Its program includes 'Rennyo Shonin Ichidaiki.'
The performance site 'Makuwa puppet theater' is a significant tangible folk cultural asset.
Anori puppet play
Shima City, Mie Prefecture.
Name of the conservation group: Anori puppet play Preservation Society
It is also known as Anori Bunraku. Its performance is dedicated to Anori-jinja Shrine. Its program includes 'Date Musume Koi No Higanoko' (The Greengrocer's Daughter).
Awaji ningyo joruri
Minamiawaji City, Hyogo Prefecture. Name of the conservation group: Awaji puppet theater company (the chairperson is the mayor of Minamiawaji City).
It has a permanent museum called 'Awaji ningyo joruri museum.'
It is also flourished as club activities of schools on Awaji-shima Island. Its program includes 'Keisei Awa no Naruto' (The Courtesan of Naruto in Awa Province).
Awa ningyo joruri
Name of the conservation group: Awa ningyo joruri Promotion Association
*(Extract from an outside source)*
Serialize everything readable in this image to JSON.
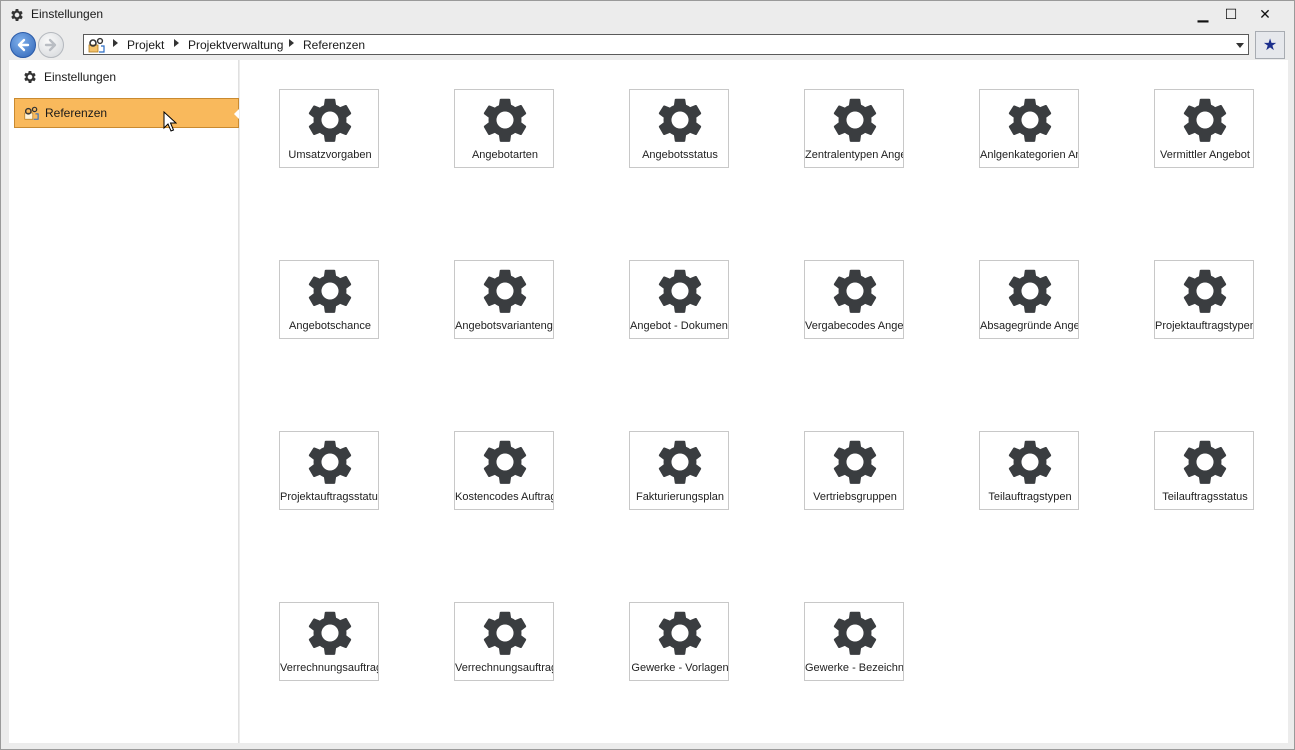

As of September 2004, 14 groups of Ningyo-za, 6 tayu stables and 6 groups of masters of shamisen belong to the Promotion Association, and Awa Jurobe-za gives regular performances at Awa Jurobe Yashiki. It is also flourished as club activities of schools in Tokushima Prefecture.
Its program includes 'Keisei Awa no Naruto.'
Tools and products of Tenguhisa, a puppeteer, are designated as a significant tangible folk cultural asset.
Bunya doll in Yamanokuchi
Miyakonojo City, Miyazaki Prefecture.
Name of the conservation group: Yamanokuchi Bunya-bushi ningyo joruri Preservation Society
Bunya-bushi is one of the old joruri works.
Hanbara ningyo joruri
Mizunami City, Gifu Prefecture. Intangible cultural properties designated by Prefecture.
Otome Bunraku (women's bunraku)
It is performed by female puppeteers. Today one puppet is manipulated by one puppeteer, but shortly after its initiation (in the early Showa period), a puppet was sometimes manipulated by three puppeteers. Performers such as Mitsuka YOSHIDA and Masaya KIRITAKE are doing well.